In the global race to remain competitive, the U.S. emerges as the strongest contender. Each year, countries are evaluated against a host of criteria, including economic performance, government efficiency, business efficiency and infrastructure. At the top of the list for the second consecutive year is the United States, which earns its place at the the head of the line through robust business efficiency, a strong financial sector, innovation and efficient infrastructure.

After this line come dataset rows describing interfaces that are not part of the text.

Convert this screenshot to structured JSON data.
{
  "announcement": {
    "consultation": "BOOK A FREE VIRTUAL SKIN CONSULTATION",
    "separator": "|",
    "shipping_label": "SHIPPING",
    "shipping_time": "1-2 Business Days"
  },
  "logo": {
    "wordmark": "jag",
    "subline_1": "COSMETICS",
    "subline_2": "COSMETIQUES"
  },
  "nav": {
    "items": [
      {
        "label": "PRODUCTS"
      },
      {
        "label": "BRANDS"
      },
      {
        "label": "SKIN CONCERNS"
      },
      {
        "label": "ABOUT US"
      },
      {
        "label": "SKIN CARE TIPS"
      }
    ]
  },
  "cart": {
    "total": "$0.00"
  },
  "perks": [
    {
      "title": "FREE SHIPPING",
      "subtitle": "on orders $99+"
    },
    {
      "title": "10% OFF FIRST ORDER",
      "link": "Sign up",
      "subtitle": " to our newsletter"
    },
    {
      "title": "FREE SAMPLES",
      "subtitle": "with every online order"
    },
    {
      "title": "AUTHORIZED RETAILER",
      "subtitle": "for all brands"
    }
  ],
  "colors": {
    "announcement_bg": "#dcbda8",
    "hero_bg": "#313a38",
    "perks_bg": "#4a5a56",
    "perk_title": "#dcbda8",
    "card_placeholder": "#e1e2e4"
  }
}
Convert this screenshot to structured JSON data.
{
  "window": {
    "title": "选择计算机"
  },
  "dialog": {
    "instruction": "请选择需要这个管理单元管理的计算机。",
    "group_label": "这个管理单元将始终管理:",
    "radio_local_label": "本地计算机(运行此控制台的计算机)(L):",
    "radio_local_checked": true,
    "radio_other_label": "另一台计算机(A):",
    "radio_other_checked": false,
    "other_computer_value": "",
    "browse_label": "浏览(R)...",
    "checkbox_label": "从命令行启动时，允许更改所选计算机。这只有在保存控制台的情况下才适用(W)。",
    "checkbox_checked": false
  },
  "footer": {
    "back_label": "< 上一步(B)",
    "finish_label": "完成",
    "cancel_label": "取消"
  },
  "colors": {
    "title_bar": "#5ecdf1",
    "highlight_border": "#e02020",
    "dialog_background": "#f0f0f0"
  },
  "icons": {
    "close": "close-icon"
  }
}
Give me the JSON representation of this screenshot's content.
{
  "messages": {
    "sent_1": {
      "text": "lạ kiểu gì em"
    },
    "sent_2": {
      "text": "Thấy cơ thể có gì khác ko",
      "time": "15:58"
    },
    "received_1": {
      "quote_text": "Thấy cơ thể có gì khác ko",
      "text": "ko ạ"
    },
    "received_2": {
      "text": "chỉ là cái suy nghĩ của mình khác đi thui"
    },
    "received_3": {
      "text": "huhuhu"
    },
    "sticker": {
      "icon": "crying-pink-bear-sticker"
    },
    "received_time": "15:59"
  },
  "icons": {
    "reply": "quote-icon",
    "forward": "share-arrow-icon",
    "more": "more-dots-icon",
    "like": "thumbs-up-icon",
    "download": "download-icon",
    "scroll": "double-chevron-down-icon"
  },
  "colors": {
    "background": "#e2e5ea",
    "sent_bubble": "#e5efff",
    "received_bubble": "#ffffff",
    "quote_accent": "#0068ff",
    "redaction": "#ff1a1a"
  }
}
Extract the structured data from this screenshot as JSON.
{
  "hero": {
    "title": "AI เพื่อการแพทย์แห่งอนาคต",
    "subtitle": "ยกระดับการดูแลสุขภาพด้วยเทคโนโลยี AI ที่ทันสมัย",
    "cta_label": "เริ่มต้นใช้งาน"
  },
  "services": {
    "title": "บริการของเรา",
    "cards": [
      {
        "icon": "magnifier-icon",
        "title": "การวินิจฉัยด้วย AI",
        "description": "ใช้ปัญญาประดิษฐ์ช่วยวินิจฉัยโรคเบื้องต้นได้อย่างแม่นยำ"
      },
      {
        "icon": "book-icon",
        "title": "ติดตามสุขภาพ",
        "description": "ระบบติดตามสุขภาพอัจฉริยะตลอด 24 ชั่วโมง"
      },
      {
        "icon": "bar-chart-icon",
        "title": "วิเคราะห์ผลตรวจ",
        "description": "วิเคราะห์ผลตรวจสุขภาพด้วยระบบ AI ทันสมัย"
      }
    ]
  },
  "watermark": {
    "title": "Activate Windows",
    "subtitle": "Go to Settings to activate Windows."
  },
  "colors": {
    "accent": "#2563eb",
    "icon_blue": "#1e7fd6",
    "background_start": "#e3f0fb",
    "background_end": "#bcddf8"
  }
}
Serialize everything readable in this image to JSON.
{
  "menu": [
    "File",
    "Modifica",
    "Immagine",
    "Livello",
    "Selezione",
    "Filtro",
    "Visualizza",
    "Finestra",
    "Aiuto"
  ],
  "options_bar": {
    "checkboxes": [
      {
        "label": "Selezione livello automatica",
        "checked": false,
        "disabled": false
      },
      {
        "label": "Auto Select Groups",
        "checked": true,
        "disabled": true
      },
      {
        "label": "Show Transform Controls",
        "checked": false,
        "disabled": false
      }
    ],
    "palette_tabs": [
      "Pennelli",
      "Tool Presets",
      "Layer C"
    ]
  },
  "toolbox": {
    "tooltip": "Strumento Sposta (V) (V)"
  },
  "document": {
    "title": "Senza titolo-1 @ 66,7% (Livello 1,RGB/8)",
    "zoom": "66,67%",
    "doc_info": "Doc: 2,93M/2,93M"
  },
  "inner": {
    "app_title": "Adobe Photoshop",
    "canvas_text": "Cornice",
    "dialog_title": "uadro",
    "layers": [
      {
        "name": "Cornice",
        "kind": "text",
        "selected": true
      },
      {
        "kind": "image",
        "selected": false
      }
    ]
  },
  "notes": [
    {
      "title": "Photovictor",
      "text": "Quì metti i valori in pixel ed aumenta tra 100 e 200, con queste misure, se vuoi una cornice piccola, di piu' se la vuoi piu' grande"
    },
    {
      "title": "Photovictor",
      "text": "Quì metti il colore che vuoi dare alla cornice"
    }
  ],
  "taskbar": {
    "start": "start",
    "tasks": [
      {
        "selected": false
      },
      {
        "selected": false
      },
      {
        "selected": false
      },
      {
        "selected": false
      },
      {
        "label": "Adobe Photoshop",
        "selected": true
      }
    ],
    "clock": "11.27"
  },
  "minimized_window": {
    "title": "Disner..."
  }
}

Back in stock: Swiss Issue (Slanted 23) / Available at www.draw-down.com / Issue 23 of Slanted Magazine focuses on graphic design and typography in Switzerland. The Editors of Slanted magazine embarked on a two week “Tour de Suisse” and talked to some of the most innovative and interesting Swiss designers about tradition, transgression and progression. Comprehensive studio portraits and interviews offer insights into the work of newcomers and icons of Swiss graphic design. Includes videos via augmented reality and a booklet with a selection of fourteen contemporary typefaces. Essays by Agnès Laub, Remo Weiss, Julie Sittler, Brigitte Schuster, Frank Wiedemann, Ian Lynam. Work by Eric Andersen, Ludovic Balland, (Max Bill) Angela Thomas, Jacques Borel, Bringolf Irion Vögeli, Büro Destruct, Claudiabasel, Heyday, Hi, Hochparterre, Jose Hochuli, Matthias Hofmann, Idpure, Komet, Matrix, Norm, Feixen, François Rappo, Rawcut, Aurèle Sack, Niklaus Troxler, Von B Und C, Wolfgang Weingart. #graphicdesign #typography #swiss #design #modern #Switzerland
The actress Audrey Hepburn photographed with her husband Mel Ferrer (actor, dialogue coach and film director) in the yard of “Villa Bethania“, a charming villa in Bürgenstock (Switzerland), before a press conference, in June 1955.
Audrey was wearing:
Cocktail dress: Givenchy (specially for an afternoon cocktail, sleeveless, of grosgrain in a shade of light pink with some white stripes, detail of buttons of resin in the front, skirt with pleats starting from the hip line, length below the knees, liner of light pink silk, of his collection for the Spring/Summer of 1955).
Note: “Villa Bethania” was their official residence in Switzerland from 1954 until 1966, when they bought the famous “La Paisible” in Tolochenaz.
Large Hadron Collider Smashes Its Own Energy Record
Last Wednesday night, a new record was set at the Large Hadron Collider (LHC) when particles were smashed together with vastly more energy than ever before, reports the BBC.
The LHC, the world’s largest particle collider, lies in a tunnel 17 miles in circumference near Geneva, Switzerland.
In new trials, two opposing beams of protons were steered into each other producing 13 trillion electronvolts of energy, breaking the 2013 record of eight trillion.
The trial collisions are part of the gradual testing process prior to “physics collisions” next month.
At that point, the beams will contain up to 2,800 “bunches” of protons instead of the one or two currently circulating. Every possible detector will be out to work trying to sniff out the unprecedented particles of debris that fly out of proton collisions at these new energies.
The LHC has been through a two-year refit after producing the first solid evidence for the Higgs boson in 2012.
Prof David Newbold, from the University of Bristol, explained:
“The special thing about the LHC is not just the energy we can collide the beams at, it’s also the number of collisions per second, which is also higher than any other accelerator in history.
“The reason for that is - like the Higgs boson last time - what we’re principally looking for is incredibly rare decay particles. And the more collisions you have per second, the more chance you have of finding something that’s statistically significant.”
Researchers hope that in June, the data emerging from the LHC could represent the biggest revolution in physics since Einstein’s theories of relativity.
Dan Tovey, a physics professor at the University of Sheffield, said:
“It’s tremendously exciting. Individually, we all have the things that we’re particularly interested in; there’s a variety of new physics models that could show up. But to be honest, we can’t say for certain what - if anything - will show up.
"And the best thing that could possibly happen is that we find something that nobody has predicted at all. Something completely new and unexpected, which would set off a fresh programme of research for years to come.”